WASHINGTON (AP) — President Barack Obama's unilateral actions on immigration stand out from those of his predecessors because of the sheer scope of what he's doing and the political tenor of the times.
Immigration was a far less contentious issue when President Ronald Reagan acted with Congress and on his own to grant legal status — yes, amnesty — to some 3 million immigrants who had been living in the U.S. illegally. Another Republican president, George H.W. Bush, built substantially on what Reagan had done, also with little fuss across the land.
In contrast, the legal protection that Obama is extending to as many as 5 million immigrants by executive action reaches far more people and comes without the bipartisan consensus — if not the bipartisan yawn — that characterized some of the past actions of presidents. Obama's steps are not merely "the kinds of actions taken by every single Republican president and every single Democratic president for the past half century," as the president described them in his prime-time immigration remarks this week.
In the current, roiling debate, Obama is sidestepping a prominent past critic of executive action on immigration fixes — himself. And Republican leaders in Congress, who have taken to calling Obama a self-styled emperor, may not be giving due regard to what presidents from their own ranks have done on their own about illegal immigration. House Speaker John Boehner went so far as to say Obama "cemented his legacy of lawlessness."
THE REAGAN AMNESTY
In 1986, Congress and Reagan acted together in the usual way — a bill signed into law — legalizing the status of up to 3 million immigrants if they had come to the U.S. before 1982. Left unresolved: the status of spouses and children of those immigrants. They still faced deportation if they had not been in the country long enough.
In 1987, the Reagan administration, on its own, extended legal protection to the minor children of parents who qualified for the amnesty. Still in limbo: families in which one spouse qualified for amnesty but the other spouse or child did not.

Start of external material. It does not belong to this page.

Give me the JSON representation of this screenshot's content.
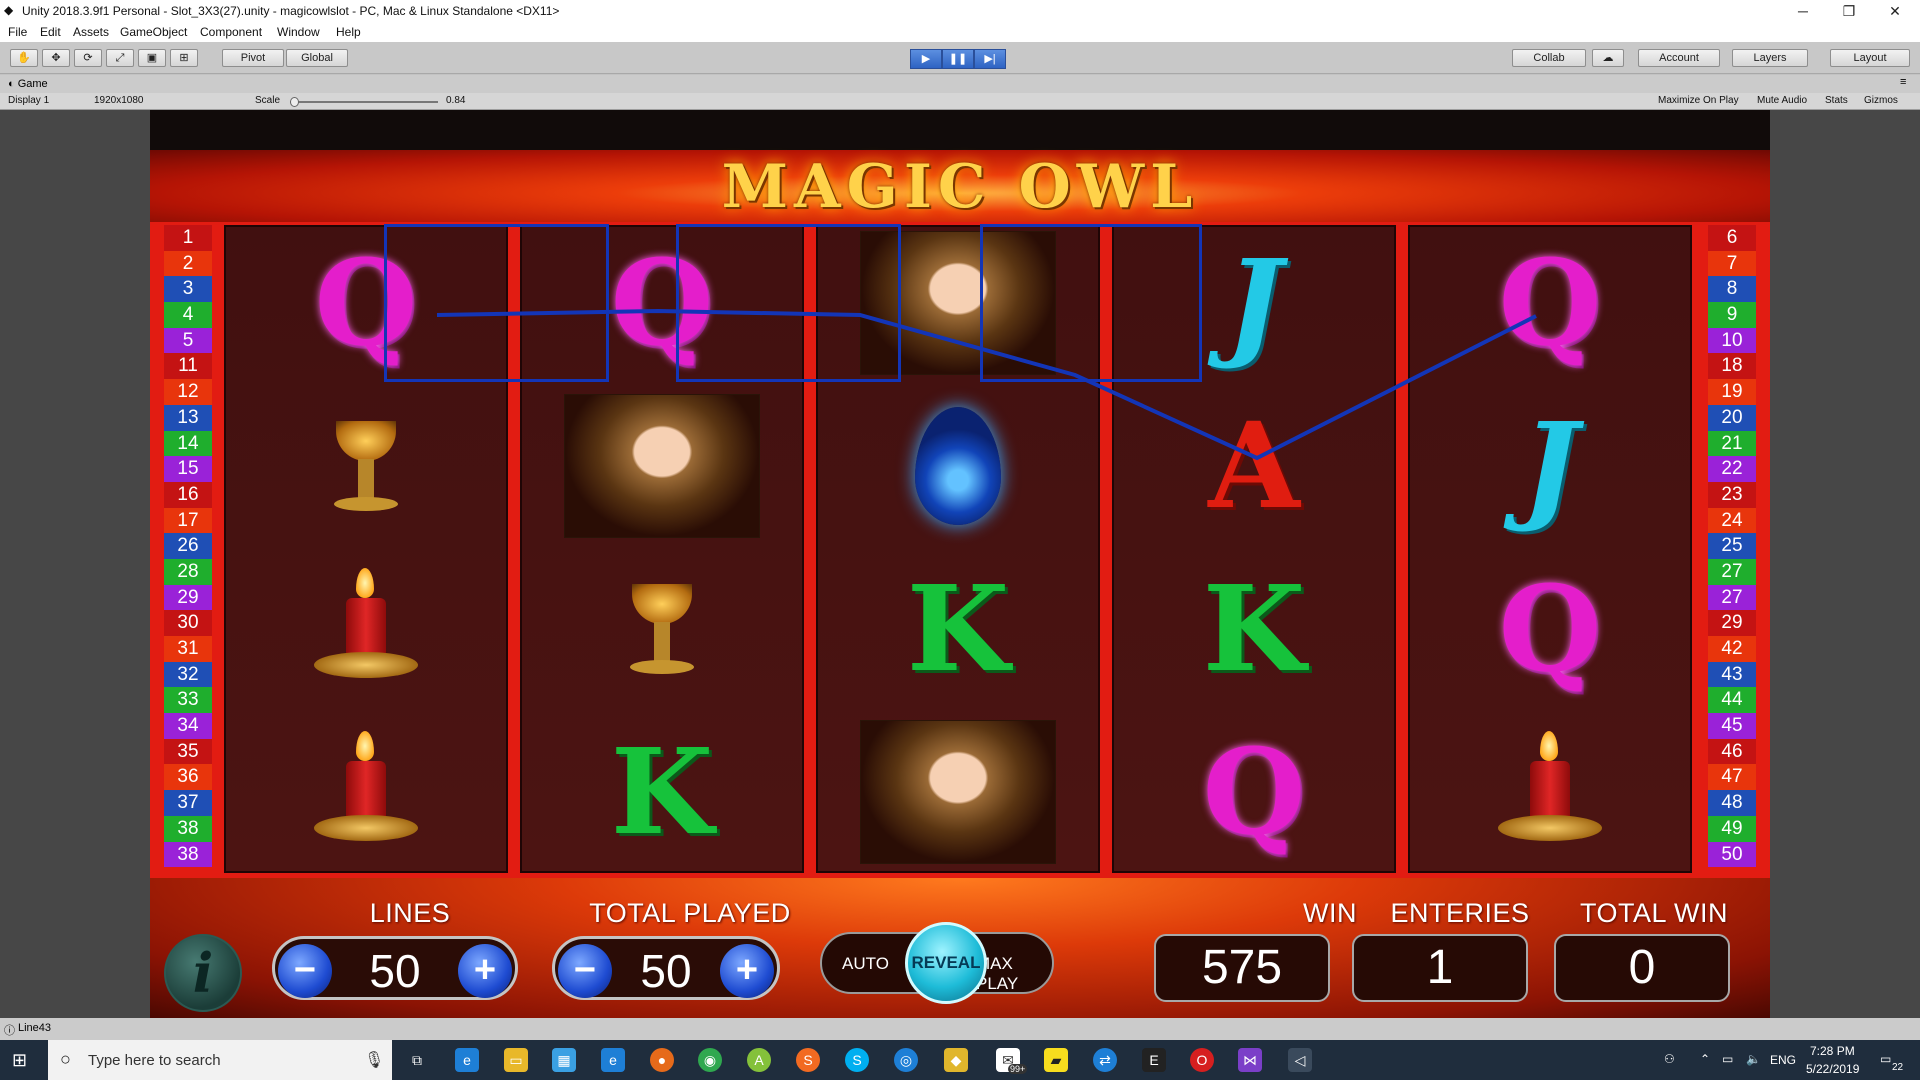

THE BUSH FIX
In early 1990, the Bush administration acted unilaterally with a "family fairness" policy letting family members living with a legalizing immigrant stay and work in the country, as long as they had arrived before passage of the 1986 law. Up to 1.5 million people stood to gain from this. Congress made the protections permanent in a broader immigration law before the end of the year.
THE FIRST OBAMA FIX
In 2012, Obama used executive action to curb deportation of certain immigrants brought illegally to the country as children. More than 600,000 young have already been shielded by that.
As efforts to pass an immigration overhaul stumbled in Congress, advocates pressed Obama to do more by himself. But he repeatedly begged off, citing the circumscribed authority of a president even in taking limited steps. He said he was bound by the laws of Congress: "I'm not a king."
How about protecting the parents of the young people who were granted a reprieve from deportation in 2012? Could their deportations be frozen by executive action, too? "Not an option," Obama said in September 2013. That would be "ignoring the law in a way that I think would be very difficult to defend legally."
THE SECOND OBAMA FIX
With an immigration overhaul facing impossible odds in Congress, the midterm elections behind him and a promise to Hispanic voters to keep, Obama has shed his reluctance to go it alone, in ways that test the very limits of presidential power he once said tied his hands.
His package falls far short of what Congress could do, but follows the contours of comprehensive legislation as it reshapes the ground rules for law enforcement, businesses and more.
Protection from deportation and the right to work are being extended to an estimated 4.1 million parents of U.S. citizens and legal permanent residents who have lived in the U.S. for at least five years and to hundreds of thousands more young people. Others who have committed no crime apart from immigration violations are likely to benefit, too, as deportation priorities shift further to those with a criminal past.
Associated Press writers Erica Werner, Alicia A. Caldwell and Andrew Taylor contributed to this report.